So when American parents are living abroad, or one American parent is living abroad and has had a child with someone with a different nationality, how should they proceed with registering their child... or not registering their child? Well, some parents are now choosing to simply not register their child as a US citizen. The USA is one of the only nations in the world to run a tax system that is based on citizenship instead of habitual residency. Parents who have been living abroad for a long time may figure that their child will do the same, so if they are registered as a US Citizen, they will be required to report all their earnings to the IRS even if they have never even been to the USA!
Another reason people are not registering their children with the American authorities is the Foreign Account Tax Compliance Act, which requires citizens living abroad to report certain foreign bank accounts to the US authorities, or potentially face a fine for failing to do so. This has left many US expat parents feeling frustrated, as they wish to register their children as US citizens so they can take full advantage of their roots and heritage, but they also do not want their kids to face any taxes to pay to a country they have never lived in.

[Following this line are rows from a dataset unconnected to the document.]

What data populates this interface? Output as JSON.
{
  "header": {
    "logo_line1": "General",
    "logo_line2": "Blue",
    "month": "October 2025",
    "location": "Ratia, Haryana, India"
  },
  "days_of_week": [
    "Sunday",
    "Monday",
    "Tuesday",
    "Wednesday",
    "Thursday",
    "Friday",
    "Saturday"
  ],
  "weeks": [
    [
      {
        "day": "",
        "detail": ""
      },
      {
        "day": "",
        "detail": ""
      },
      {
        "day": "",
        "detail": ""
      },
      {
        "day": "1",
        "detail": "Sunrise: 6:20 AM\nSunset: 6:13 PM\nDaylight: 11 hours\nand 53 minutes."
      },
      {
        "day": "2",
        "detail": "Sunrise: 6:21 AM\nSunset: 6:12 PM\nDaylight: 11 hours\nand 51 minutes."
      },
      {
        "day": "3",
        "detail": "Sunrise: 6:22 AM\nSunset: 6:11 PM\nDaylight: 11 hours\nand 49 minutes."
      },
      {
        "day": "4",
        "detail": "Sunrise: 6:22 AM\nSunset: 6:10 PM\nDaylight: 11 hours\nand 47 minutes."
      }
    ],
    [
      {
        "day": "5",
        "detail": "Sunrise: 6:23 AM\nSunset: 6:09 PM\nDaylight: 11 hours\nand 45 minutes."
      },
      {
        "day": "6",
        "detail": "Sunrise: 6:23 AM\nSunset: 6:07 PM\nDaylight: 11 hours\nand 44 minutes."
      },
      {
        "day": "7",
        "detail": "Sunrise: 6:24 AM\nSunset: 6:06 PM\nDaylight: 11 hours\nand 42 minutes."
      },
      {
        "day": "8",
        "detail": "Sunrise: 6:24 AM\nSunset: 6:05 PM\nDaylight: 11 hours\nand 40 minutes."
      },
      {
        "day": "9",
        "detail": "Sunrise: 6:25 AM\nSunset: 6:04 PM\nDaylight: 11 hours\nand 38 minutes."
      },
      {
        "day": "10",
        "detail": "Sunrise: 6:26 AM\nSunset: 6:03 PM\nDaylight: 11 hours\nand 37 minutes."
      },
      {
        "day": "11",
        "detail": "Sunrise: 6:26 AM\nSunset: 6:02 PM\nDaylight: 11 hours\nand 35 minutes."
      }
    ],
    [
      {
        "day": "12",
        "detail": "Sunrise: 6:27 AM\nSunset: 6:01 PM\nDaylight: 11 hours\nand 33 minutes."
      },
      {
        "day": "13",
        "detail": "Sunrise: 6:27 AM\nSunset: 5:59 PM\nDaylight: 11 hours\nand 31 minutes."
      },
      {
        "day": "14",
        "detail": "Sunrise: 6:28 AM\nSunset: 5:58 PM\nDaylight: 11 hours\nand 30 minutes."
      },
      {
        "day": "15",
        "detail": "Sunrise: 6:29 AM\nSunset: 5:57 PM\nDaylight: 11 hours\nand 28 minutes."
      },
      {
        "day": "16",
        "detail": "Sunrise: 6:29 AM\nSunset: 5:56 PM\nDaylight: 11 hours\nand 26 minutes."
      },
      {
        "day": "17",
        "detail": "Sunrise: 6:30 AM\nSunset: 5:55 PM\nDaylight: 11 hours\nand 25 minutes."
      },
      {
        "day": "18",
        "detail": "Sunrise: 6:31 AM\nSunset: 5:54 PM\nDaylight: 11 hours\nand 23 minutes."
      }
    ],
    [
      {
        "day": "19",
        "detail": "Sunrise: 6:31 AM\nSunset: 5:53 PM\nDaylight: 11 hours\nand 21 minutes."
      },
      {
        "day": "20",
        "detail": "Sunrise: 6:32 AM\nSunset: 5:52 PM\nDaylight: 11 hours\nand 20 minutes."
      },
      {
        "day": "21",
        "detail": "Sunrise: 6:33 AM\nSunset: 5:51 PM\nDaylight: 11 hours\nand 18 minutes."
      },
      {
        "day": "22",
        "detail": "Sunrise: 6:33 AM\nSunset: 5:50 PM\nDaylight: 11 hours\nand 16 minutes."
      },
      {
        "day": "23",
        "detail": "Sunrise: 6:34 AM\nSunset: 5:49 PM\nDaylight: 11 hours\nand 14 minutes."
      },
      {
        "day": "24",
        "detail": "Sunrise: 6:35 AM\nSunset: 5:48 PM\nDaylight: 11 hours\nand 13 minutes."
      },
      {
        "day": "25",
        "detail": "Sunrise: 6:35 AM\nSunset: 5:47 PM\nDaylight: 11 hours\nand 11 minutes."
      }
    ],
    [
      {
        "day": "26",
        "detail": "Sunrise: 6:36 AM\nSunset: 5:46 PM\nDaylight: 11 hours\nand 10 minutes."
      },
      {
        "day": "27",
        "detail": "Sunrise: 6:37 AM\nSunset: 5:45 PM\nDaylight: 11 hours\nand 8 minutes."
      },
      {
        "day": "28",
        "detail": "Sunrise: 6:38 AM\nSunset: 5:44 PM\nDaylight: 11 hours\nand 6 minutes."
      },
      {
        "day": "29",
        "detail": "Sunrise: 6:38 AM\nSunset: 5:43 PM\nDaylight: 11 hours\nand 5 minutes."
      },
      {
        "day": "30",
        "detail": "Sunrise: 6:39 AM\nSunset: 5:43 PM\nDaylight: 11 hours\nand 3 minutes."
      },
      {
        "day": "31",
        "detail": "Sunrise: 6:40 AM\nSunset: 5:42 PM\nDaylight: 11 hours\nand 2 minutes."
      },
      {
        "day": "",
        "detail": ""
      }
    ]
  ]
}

Parents even face a dilemma with giving their children a US passport and then letting them formally renounce their US citizenship later if they so choose. This should, in theory, be the solution, but currently it costs over two thousand dollars for citizens age 18 1/2 and over to renounce US citizenship! So the question remains - is travel flexibility and the option to live in another part of the world a bigger benefit than the negative of potential double taxation that comes with it.